I could make a case that we are all in the lying business. I’m using the word lie to mean what we say to ourselves and to others, as our take on life. I’m talking about the spin we give to events and circumstances. In other words, the connotations or interpretations we give to each circumstance of our everyday life unwittingly set us up for having a life of freedom or one of doom and gloom. Things happen all the time. The destressing part of those things that happen has a whole lot more to do with what we make them mean. When we discovered our sewer line was plugged we got to work to figure out what needed to be done. We took action. We managed until it was handled. No need to panic. Problem solved. End of story. You could say we owned it.

Another piece that gets factored into many of our experiences is time. If we are into an unenjoyable activity, we’ll see it as both burdensome, as well as, going on way too long. Time drags on! It’s just the opposite if the experience is fun and is something we enjoy. Then time seems to fly by way too quickly. We’ll say it was “great time well spent.” Again, something unpleasant is either dull or bothersome and seen as “a waste of time.”

You could say we’re constantly proving Einstein’s Theory of Relativity.

It all goes back to doing what one loves, and loving what one does. If you want to call it lying, I’m okay with it. Also, I’m quite willing to cut the fisherperson some slack.

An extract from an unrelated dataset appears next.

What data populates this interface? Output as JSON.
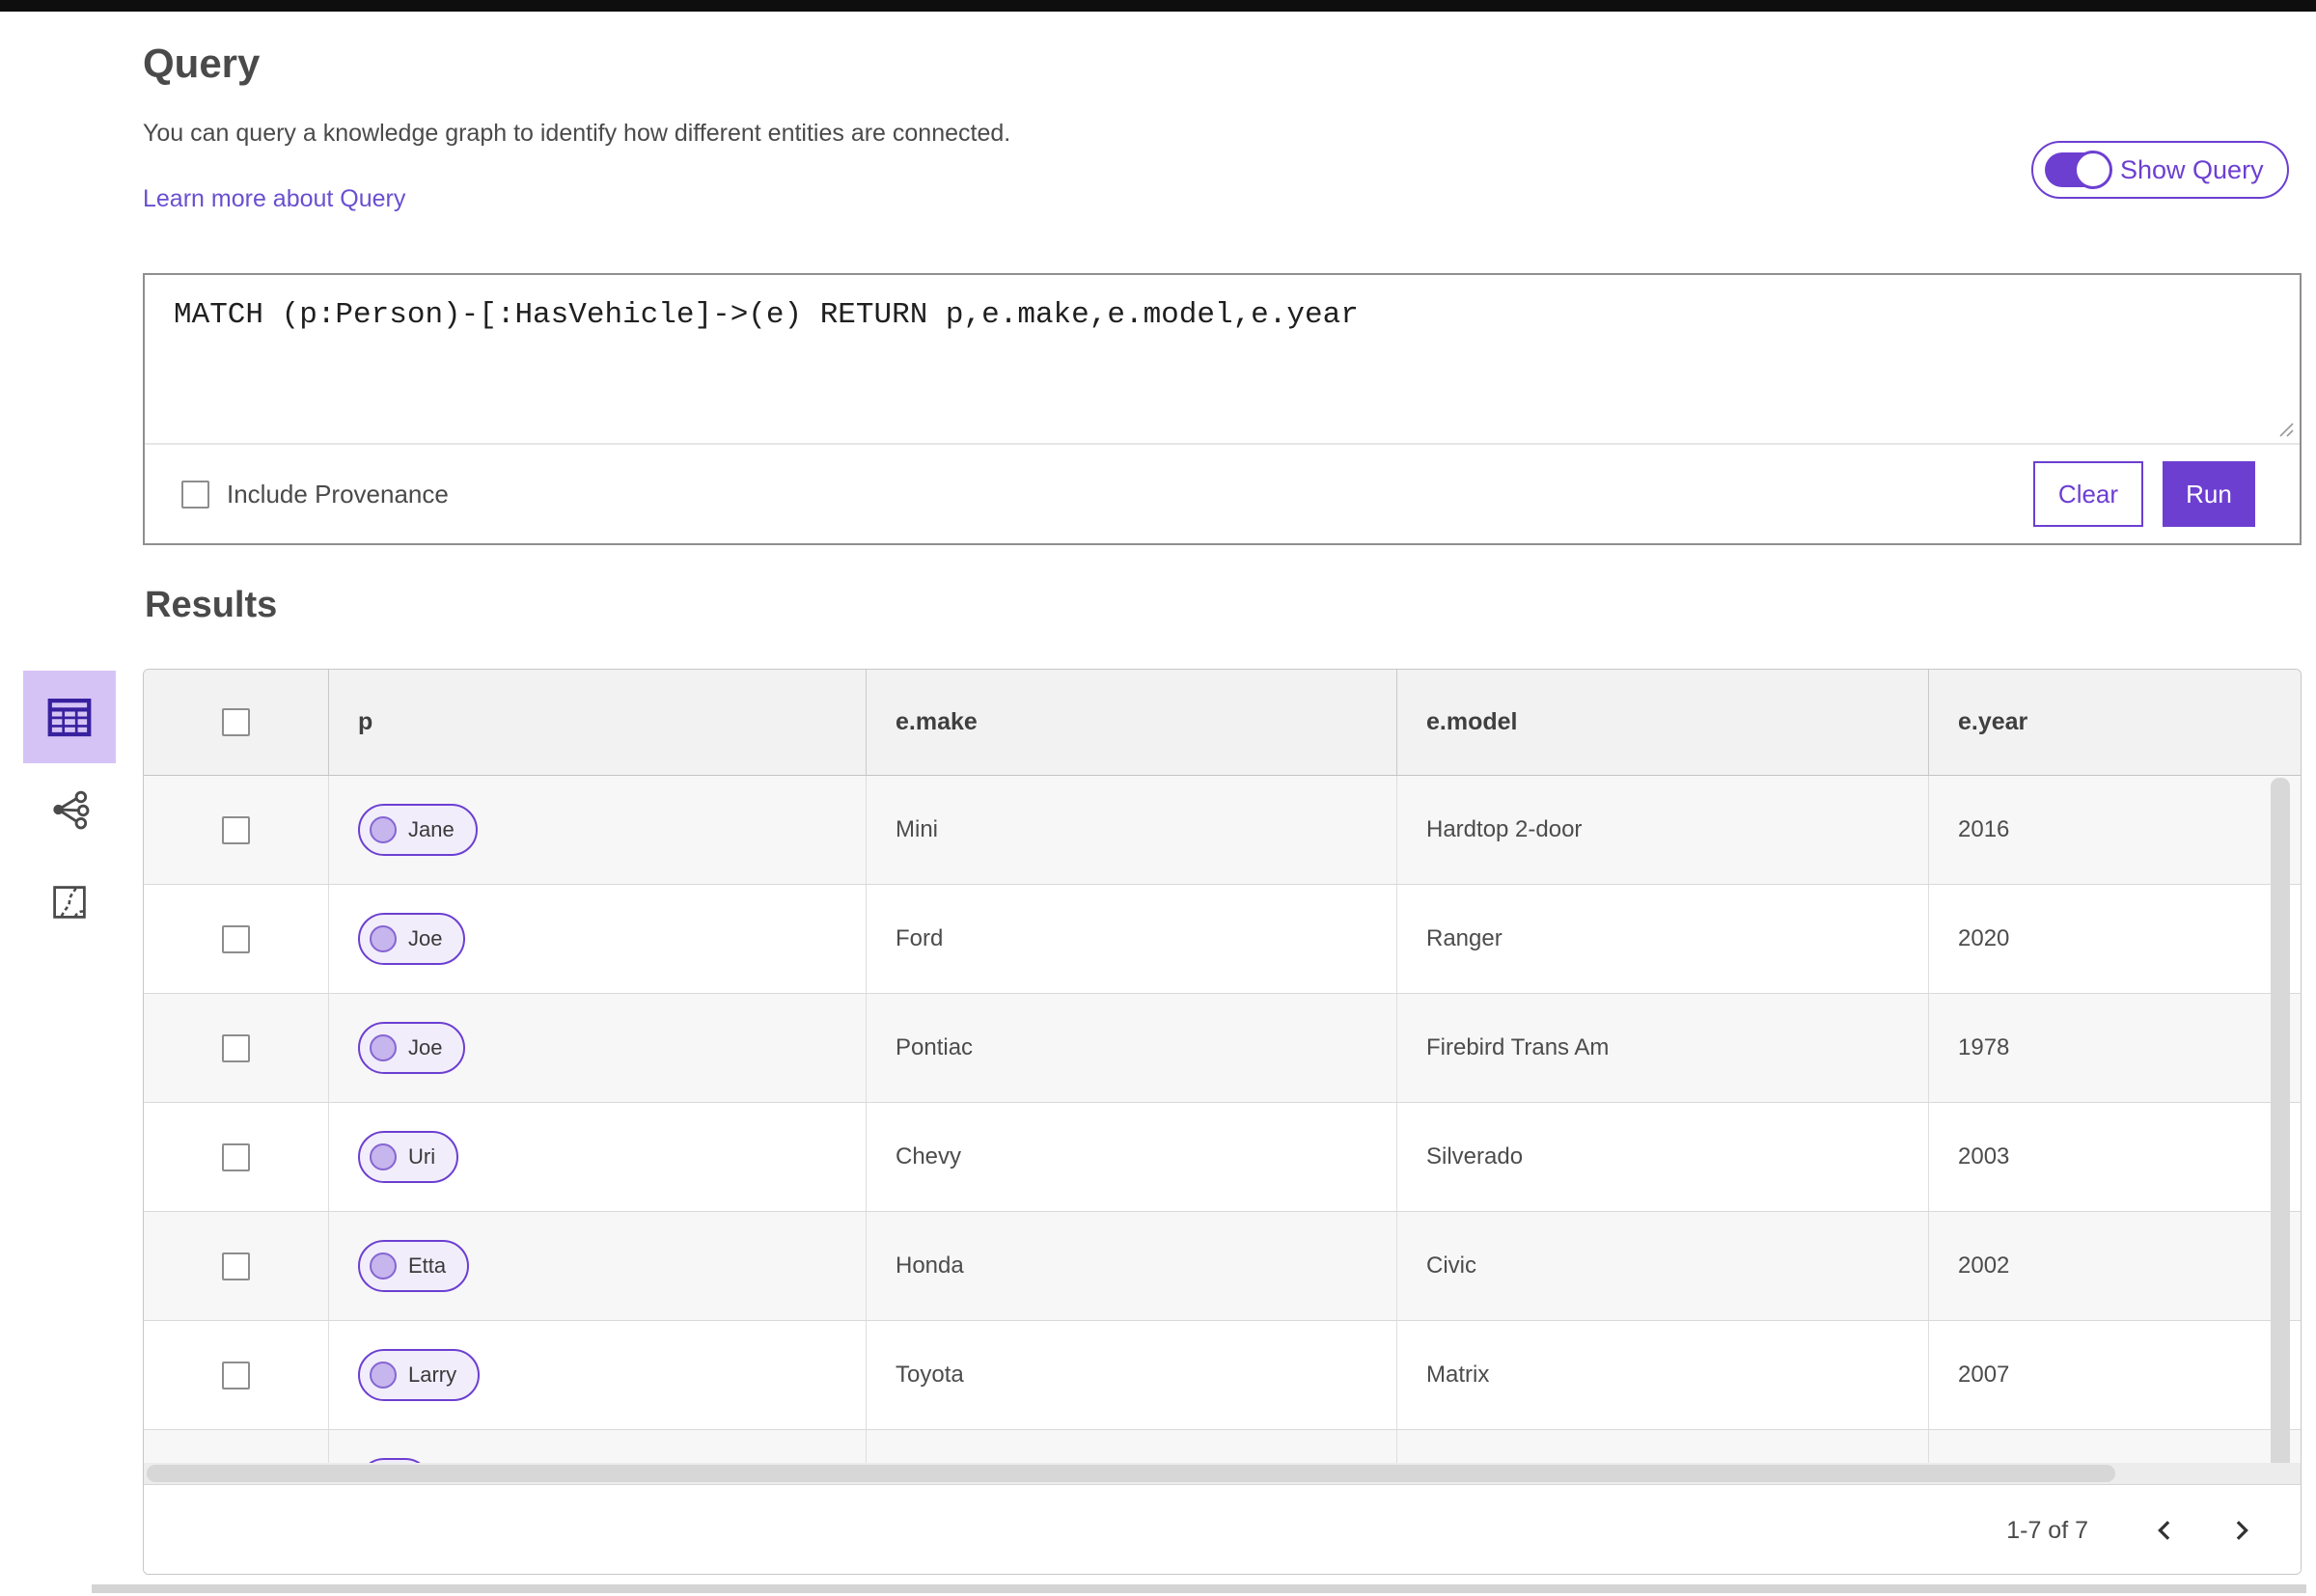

We might want consciously to do the same when it comes to ourselves.